Six Republican-led states filed suit late last month, accusing the Biden administration of overstepping its executive powers, as did the Pacific Legal Foundation, a Sacramento, California, legal advocacy group. His lawsuit, filed in federal court in Indiana, calls the plan an illegal redundancy that would increase the state tax burden for some Americans who have their debts forgiven.
Meanwhile, a federal judge in Wisconsin last week dismissed a lawsuit from a local taxpayer group, the Brown County Taxpayers Association, that sought to block the program, ruling that the group did not stand to bring a lawsuit. . The group had argued that Biden’s order bypassed Congress’s power over illegal spending and said the plan was discriminatory because it sought to provide special help to borrowers of color.
The latest lawsuit, filed in the US District Court for the Northern District of Texas, against the US Department of Education and its secretary, Miguel Cardona, raises the issue of how the plan was developed. It alleges that the Biden administration violated the notice and comment procedures of the Administrative Procedure Act. It also challenges the administration’s legal justification for the programme.
The suit covers two plaintiffs: one who doesn’t qualify for loan forgiveness because the plan doesn’t cover commercially held loans that aren’t in default, and one who didn’t receive a Pell grant and therefore less under the plan. The loan is entitled for forgiveness.
“Behind closed doors, the department announced a new loan forgiveness program that will impact millions of Americans and cost hundreds of billions of dollars,” the lawsuit reads. “Instead of providing notice and soliciting comment from the public, the department secretly ascribed important details of the program and with a view to securing loan waivers in time for November’s election.”
questions about fairness
It also alleges that the department “made a number of arbitrary decisions about the program, including whether individuals would receive loan forgiveness, how much of their debt would be forgiven, and what type of loans would be eligible for the program.”
“The outcome of this arbitrariness is predictable: some will benefit well, some will be shortchanged, and others will be abandoned altogether,” it reads.
The case was assigned to US District Judge Reed O’Connor, who in 2018 specifically ruled that the Affordable Care Act was unconstitutional. The Supreme Court overturned that decision last year. O’Connor, former President George W. A Bush appointee has also ruled against other policies adopted by the Democratic administration. Last month, they ruled that an ACA provision that requires HIV prevention drug coverage violates a Texas employer’s religious beliefs.
Former President Donald Trump’s appointee has a 90% chance of going to O’Connor or Judge Mark Pittman, according to the court’s 2020 order in civil lawsuits filed in federal court in Fort Worth.
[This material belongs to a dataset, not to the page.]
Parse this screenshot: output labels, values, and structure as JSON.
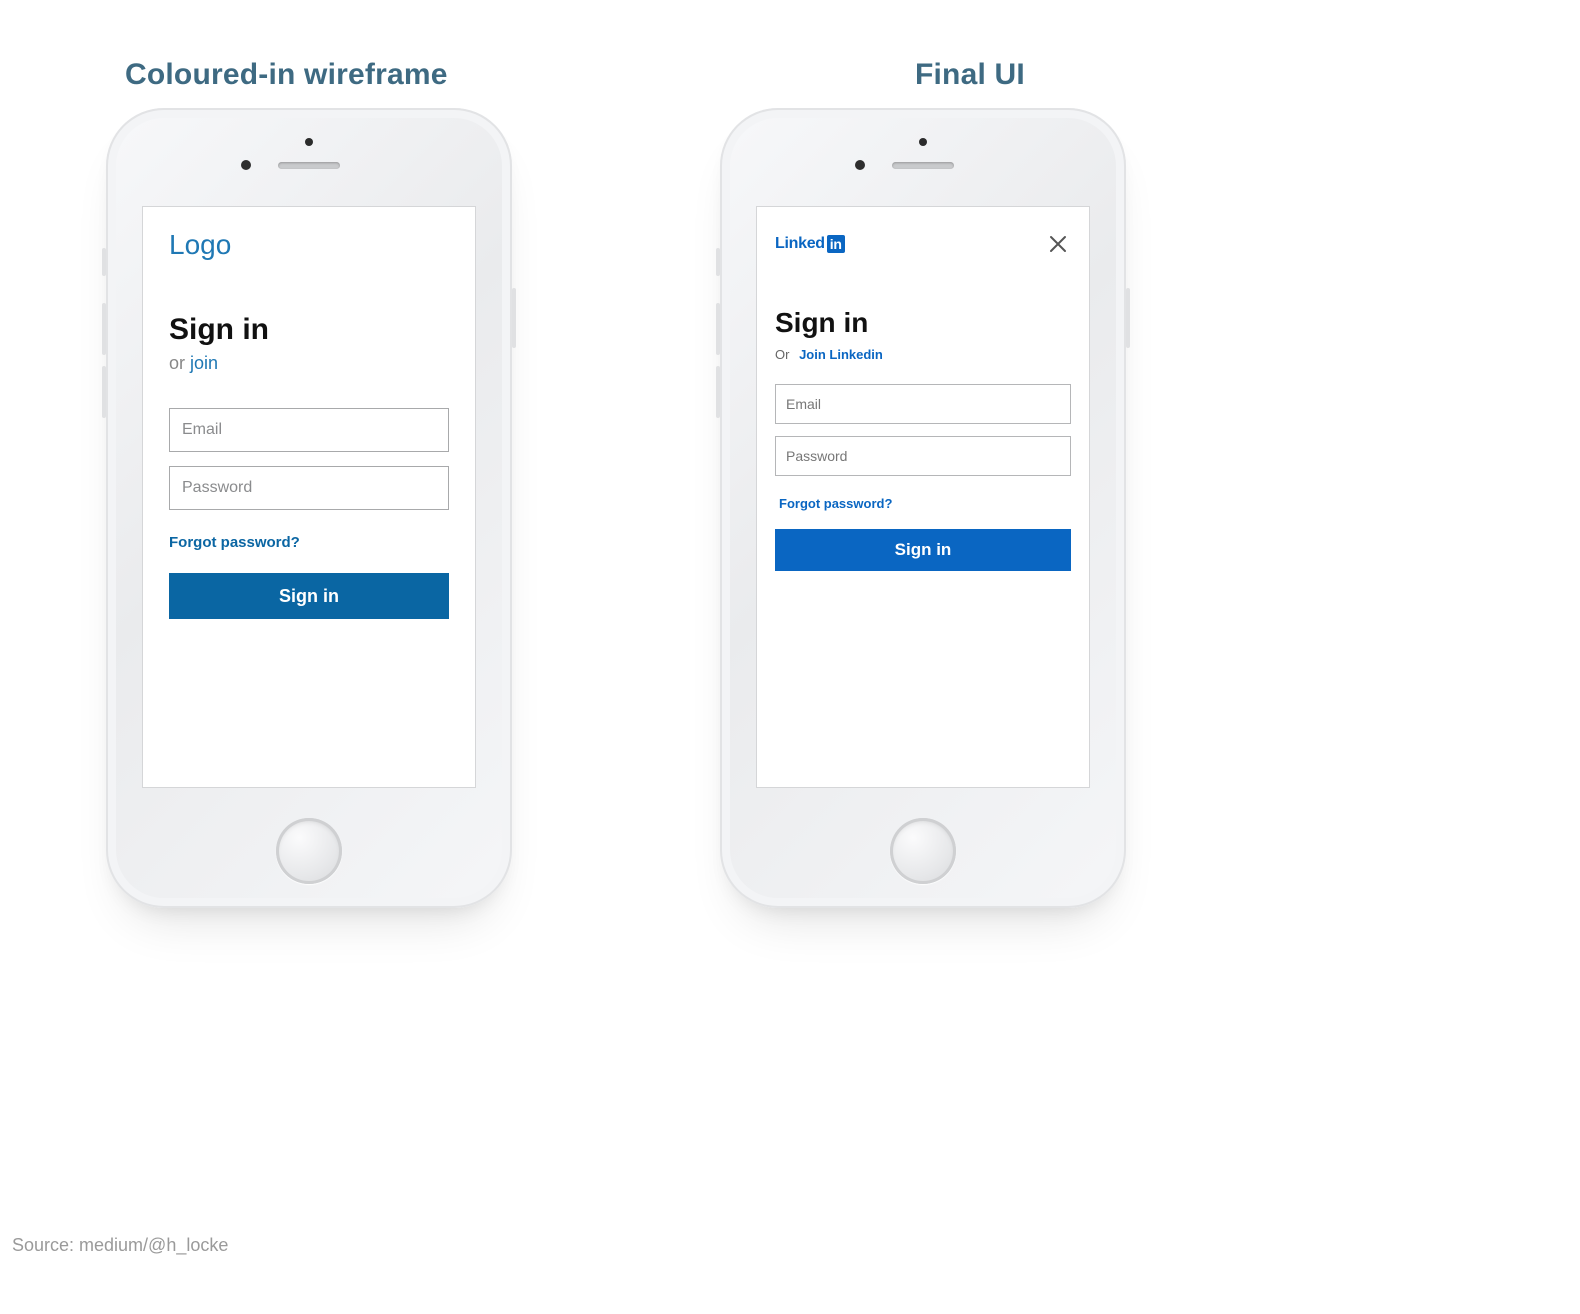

“Siding With Special Interests”
White House spokesman Abdullah Hassan responded with a statement defending the loan waiver program.
“While opponents of our plan are on the side of special interests and doing everything they can to keep millions of middle-class Americans in debt, the president and his administration are trying to legally give middle-class families some breathing room. Fighting as they recover from the pandemic. And prepare to resume loan payments in January,” he said in a statement.
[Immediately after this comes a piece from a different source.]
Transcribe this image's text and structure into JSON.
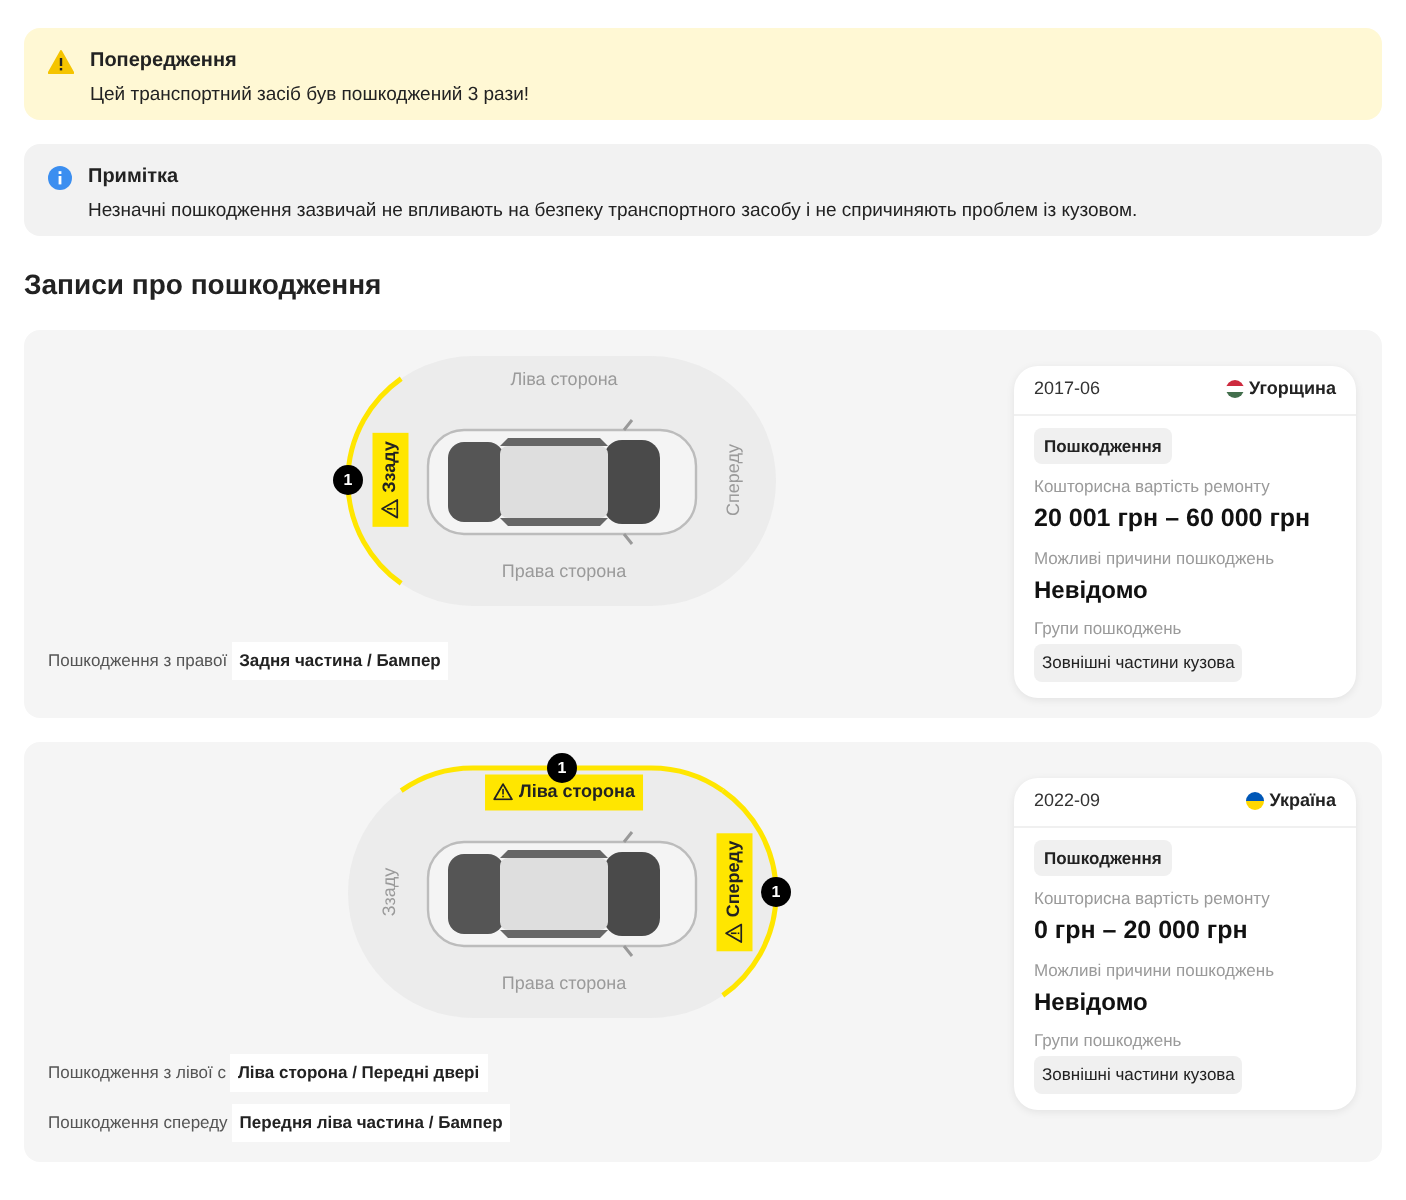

The Biden Loan Forgiveness Program will cancel $10,000 in student loan debt for families earning less than $125,000 per year or less than $250,000. Pell grant recipients, who typically demonstrate greater financial need, will be eligible for an additional $10,000.
The Biden administration used terrorist attacks as a legal justification for the program, an act passed after September 11, 2001. The law gives administration “broad powers” to reduce or eliminate student loans in times of national emergency, the Justice Department said in an August legal opinion. The administration declared the COVID-19 pandemic as its emergency.
The Congressional Budget Office estimates that the program will cost taxpayers $400 billion over the next three decades.